By: Gabriel-Joseph de Lavergne (1628-1684)
"Letters of a Portuguese Nun" is a poignant and deeply moving collection of correspondence between a young nun and her forbidden lover. The letters are full of raw emotion, passion, and heartbreak as the nun grapples with her devotion to God and her overwhelming love for a man she can never truly be with. The author captures the nun's inner turmoil and conflicting desires with exquisite detail, drawing the reader into her world of pain and longing. The letters are beautifully written and offer a unique glimpse into the life of a woman torn between her duty to God and her yearning for human connection. A captivating and thought-provoking read that will stay with you long after you've turned the final page.

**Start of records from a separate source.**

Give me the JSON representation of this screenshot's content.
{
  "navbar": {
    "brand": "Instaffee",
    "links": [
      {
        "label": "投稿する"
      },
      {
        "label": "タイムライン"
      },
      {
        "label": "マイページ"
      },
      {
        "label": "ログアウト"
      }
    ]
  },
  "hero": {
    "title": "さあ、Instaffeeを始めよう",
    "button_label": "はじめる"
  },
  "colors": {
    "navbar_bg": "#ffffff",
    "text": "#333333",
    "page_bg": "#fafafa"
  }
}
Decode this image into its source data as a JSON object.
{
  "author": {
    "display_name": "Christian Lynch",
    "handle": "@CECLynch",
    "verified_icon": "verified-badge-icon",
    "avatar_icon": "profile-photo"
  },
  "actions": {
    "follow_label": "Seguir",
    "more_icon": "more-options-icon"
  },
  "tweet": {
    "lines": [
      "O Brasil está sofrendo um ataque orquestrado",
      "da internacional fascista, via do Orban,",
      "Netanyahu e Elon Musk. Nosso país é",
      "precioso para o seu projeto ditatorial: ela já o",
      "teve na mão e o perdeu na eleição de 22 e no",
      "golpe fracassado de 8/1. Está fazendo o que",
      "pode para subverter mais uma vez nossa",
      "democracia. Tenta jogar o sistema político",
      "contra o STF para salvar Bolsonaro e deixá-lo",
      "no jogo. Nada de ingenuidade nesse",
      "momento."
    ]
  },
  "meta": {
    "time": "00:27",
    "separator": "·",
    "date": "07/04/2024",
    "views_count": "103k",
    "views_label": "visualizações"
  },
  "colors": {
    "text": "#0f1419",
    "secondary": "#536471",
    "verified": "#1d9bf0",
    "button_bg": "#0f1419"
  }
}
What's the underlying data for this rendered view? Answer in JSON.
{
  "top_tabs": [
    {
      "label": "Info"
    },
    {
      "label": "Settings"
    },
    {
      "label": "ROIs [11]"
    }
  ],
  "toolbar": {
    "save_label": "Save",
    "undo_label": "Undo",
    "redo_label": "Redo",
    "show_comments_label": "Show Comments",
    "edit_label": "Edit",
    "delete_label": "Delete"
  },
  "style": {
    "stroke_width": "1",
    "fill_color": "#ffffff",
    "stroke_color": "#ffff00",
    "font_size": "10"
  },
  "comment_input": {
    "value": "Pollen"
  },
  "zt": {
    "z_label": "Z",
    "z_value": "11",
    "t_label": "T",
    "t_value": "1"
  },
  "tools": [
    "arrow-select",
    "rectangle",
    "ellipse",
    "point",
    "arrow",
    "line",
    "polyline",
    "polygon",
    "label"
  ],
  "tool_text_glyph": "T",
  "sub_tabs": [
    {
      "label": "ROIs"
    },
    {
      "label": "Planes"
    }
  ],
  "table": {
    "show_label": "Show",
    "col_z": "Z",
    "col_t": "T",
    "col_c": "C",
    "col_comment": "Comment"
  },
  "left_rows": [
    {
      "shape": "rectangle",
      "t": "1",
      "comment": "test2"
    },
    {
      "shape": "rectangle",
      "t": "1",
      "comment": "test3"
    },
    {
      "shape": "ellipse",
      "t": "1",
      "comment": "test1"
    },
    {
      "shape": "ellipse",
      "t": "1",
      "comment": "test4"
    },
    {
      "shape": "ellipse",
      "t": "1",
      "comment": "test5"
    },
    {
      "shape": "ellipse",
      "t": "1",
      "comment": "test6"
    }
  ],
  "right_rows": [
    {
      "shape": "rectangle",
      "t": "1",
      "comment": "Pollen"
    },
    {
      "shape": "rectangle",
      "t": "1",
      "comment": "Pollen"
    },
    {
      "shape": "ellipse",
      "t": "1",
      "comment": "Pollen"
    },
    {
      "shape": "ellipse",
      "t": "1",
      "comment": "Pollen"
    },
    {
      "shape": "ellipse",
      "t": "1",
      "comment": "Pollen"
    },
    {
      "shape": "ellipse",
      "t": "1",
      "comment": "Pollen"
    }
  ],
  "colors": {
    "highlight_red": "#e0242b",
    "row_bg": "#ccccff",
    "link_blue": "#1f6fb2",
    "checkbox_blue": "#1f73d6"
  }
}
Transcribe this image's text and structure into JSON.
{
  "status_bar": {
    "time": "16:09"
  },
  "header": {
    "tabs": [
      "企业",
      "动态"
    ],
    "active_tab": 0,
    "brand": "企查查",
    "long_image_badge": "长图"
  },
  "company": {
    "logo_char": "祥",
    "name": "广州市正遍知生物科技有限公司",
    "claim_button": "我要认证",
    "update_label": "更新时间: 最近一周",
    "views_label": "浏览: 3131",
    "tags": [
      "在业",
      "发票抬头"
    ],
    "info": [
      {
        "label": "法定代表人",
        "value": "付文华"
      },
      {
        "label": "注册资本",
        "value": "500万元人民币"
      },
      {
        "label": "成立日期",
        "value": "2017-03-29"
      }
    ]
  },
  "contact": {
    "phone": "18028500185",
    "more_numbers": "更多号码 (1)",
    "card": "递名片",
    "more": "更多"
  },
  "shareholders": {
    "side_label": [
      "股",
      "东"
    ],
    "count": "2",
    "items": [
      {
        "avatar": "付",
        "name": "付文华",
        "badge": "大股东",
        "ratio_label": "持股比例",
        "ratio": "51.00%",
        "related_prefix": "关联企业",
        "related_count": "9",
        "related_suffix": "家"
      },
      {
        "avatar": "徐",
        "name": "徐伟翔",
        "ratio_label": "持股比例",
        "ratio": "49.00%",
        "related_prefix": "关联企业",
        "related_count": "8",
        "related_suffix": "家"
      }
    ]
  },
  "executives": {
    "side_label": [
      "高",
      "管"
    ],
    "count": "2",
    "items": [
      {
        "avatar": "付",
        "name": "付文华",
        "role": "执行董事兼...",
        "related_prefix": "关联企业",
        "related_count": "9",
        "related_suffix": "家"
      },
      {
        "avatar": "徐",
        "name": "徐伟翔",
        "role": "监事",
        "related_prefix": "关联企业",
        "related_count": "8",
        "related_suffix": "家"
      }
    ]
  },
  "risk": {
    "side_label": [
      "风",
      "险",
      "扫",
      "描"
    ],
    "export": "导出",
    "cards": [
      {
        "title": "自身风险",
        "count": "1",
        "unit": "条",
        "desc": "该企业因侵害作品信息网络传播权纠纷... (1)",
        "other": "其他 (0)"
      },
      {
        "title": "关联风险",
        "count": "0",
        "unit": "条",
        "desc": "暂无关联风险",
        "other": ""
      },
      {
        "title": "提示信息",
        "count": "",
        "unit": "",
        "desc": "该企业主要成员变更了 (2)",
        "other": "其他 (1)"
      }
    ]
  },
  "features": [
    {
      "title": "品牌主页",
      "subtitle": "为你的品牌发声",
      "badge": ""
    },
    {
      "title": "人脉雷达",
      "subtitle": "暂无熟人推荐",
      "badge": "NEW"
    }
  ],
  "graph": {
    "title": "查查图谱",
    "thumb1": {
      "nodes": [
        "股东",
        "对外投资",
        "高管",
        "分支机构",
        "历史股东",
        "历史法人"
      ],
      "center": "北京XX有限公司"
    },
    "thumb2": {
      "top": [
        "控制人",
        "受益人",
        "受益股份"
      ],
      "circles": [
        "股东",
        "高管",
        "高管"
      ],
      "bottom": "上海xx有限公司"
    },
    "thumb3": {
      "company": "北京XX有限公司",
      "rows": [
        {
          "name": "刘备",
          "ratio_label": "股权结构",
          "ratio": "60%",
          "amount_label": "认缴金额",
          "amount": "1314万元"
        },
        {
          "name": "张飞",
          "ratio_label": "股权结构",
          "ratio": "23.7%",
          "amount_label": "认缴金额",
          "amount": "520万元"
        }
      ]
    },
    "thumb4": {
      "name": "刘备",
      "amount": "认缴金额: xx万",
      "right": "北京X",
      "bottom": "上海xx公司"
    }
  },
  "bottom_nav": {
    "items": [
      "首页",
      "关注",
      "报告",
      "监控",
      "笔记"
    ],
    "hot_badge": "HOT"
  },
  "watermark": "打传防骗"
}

The Letters of a Portuguese Nun (Les Lettres Portugaises) were first published anonymously in Paris in 1669. The five passionate letters in book form were a publishing sensation since their appearance, with five editions in the first year, followed by more than forty editions throughout the 17th century. A Cologne edition of 1669 stated that the Marquis de Chamilly was their addressee, but, aside from the fact that she was female, the author's name and identity remained unknown. The letters were translated in several languages, and set a precedent for sentimentalism in European culture at large, and for the literary genres of the sentimental novel and the epistolary novel into the 18th century. The interest in the Letters was so strong that the word "portugaise" became synonymous with "a passionate love-letter" in the 17th century. The authorship of the work was assigned to Mariana Alcoforado, a Portuguese nun, as early as the 18th century. During the 20th century, however, many scholars have supported the idea that they are a work of epistolary fiction written by Gabriel-Joseph de La Vergne, comte de Guilleragues, a French politician, who had been secretary of the King's Chamber and also director of the Gazette de France. Nevertheless, any doubts about the authorship do not detract from the beauty and power of the letters themselves, presented here in a prose translation followed by a versified one.